Research reveals 250m artifacts and 65k container images exposed
Research has revealed that 250 million artifacts and 65,600 container images that were exposed via thousands of misconfigured container images, Red Hat Quay registries, JFrog Artifactory and Sonatype Nexus artifact registries.
The research was performed by Aqua Security’s security research team, Aqua Nautilus, and found that many of the artifacts and container images contained highly confidential and sensitive proprietary code and secrets, leaving five Fortune 500 and thousands of other companies at risk.
Registries and artifact management systems are prime targets for threat actors as they are crucial elements within the software supply chain.
Some organisations open their container and artifact registries to the outside world deliberately, but they are sometimes unaware of, or unable to control, sensitive information and secrets that leak into these registries.
When attackers are able to gain access, they can potentially exploit the entire software development life cycle (SDLC) toolchain and its stored artifacts.
The research showed that, in some cases, organisations have failed to secure these environments properly. In other cases, sensitive information leaked into open source spaces, leaving them exposed to the internet and vulnerable to exploitation.
“We began our research with the goal to better understand misconfigurations in registries, the companies behind these misconfigurations and how a skilled attacker would take advantage of exposed and misconfigured registries,” says Assaf Morag, Lead Threat Researcher, Aqua Nautilus.
“The findings were both surprising and highly concerning. Given the magnitude of the risks we uncovered, we set out to find and alert the impacted companies.”
There are several other findings that Aqua Security’s research found. Sensitive keys, including secrets, credentials or tokens, were found on 1,400 distinct hosts. Private sensitive addresses of end-points were also found on 156 hosts.
Fifty-seven registries were found with critical misconfiguration, and 15 of these allowed admin access with the default password.
The research also detected more than 2,100 artifact registries with upload permissions, which may allow attackers to poison the registry with malicious code.
In some cases, sensitive information, such as secrets, keys, and passwords, could be gained that could be used to launch a severe software supply chain attack.
Importantly, this research impacted companies globally, ranging from small to large organisations - including two large cyber security vendors.
One Fortune 500 company that was affected is IBM. The company had an internal container registry exposed online and was quick to close internet access to the environments, mitigating the risks after Aqua Security’s research was disclosed. Other potentially impacted organisations included Alibaba, Siemens and Cisco.
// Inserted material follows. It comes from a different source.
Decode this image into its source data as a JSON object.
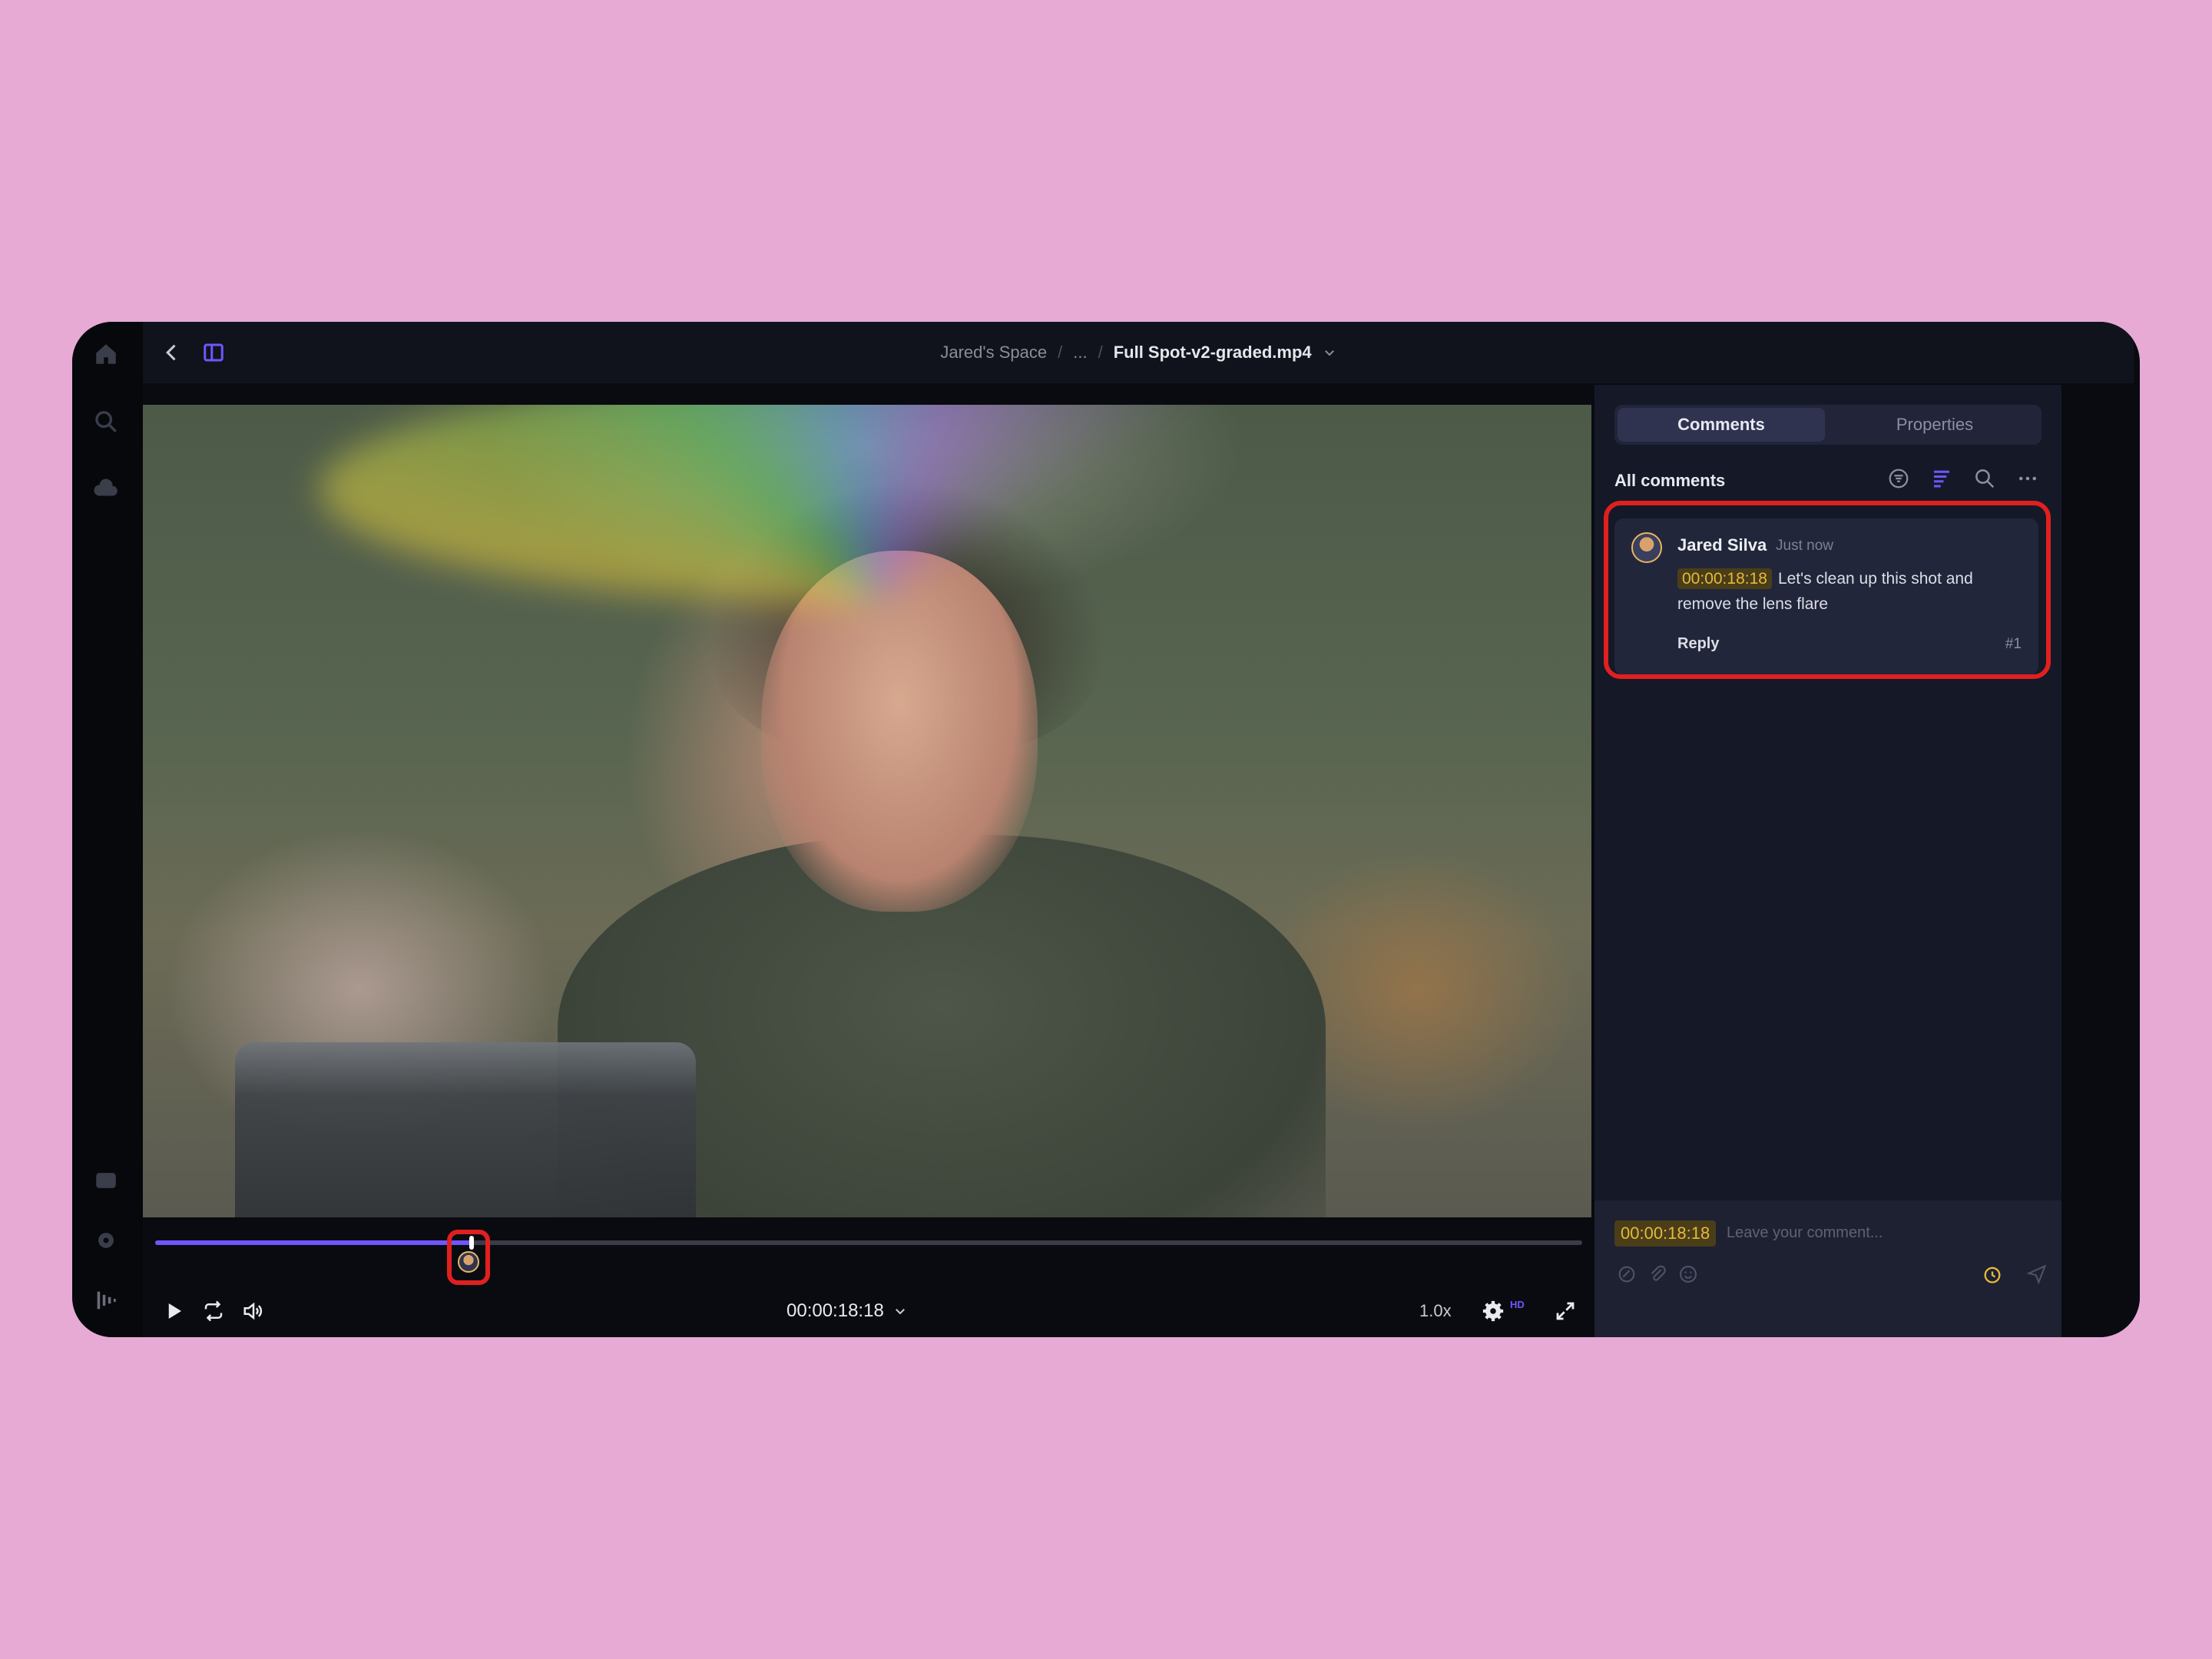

The research showed that many organisations did not have a responsible disclosure program in place, which allows security researchers to report potential vulnerabilities. Organisations with a responsible disclosure program could fix a misconfiguration in less than a week.
“These findings by Aqua Nautilus highlight the need for increased awareness regarding software supply chain security best practices among developers and application security teams,” adds Katie Norton, Senior Research Analyst, DevOps & DevSecOps, IDC.
“The explosion in code and use of open source, coupled with DevOps practices in rapid application development and delivery has left organisations behind and needing to catch up in terms of governance, security controls, and education.”
The Aqua Nautilus researchers had some recommendations for security teams that they should act on immediately:
- Check if any registries or artifact management systems are exposed to the internet.
- If the registry is connected to the internet by design, check that the version isn’t critically vulnerable and that you are not using the default password. Then verify that the passwords are strong enough and regularly rotate passwords.
- In addition, verify that the anonymous user is disabled. If the anonymous user is purposely enabled, verify minimal privileges and regularly scan your public artifacts in your repository to verify they do not contain any secrets or sensitive information.
- Rotate any secrets that may have been exposed.
“Our findings illustrate how easy it is for an attacker to compromise an organisation’s SDLC as well as underscore the serious threat of overlooking simple configuration errors,” continues Morag.
“Moving forward, security teams should ensure they have responsible disclosure programs in place and invest more in detecting and mitigating threats to the software supply chain.”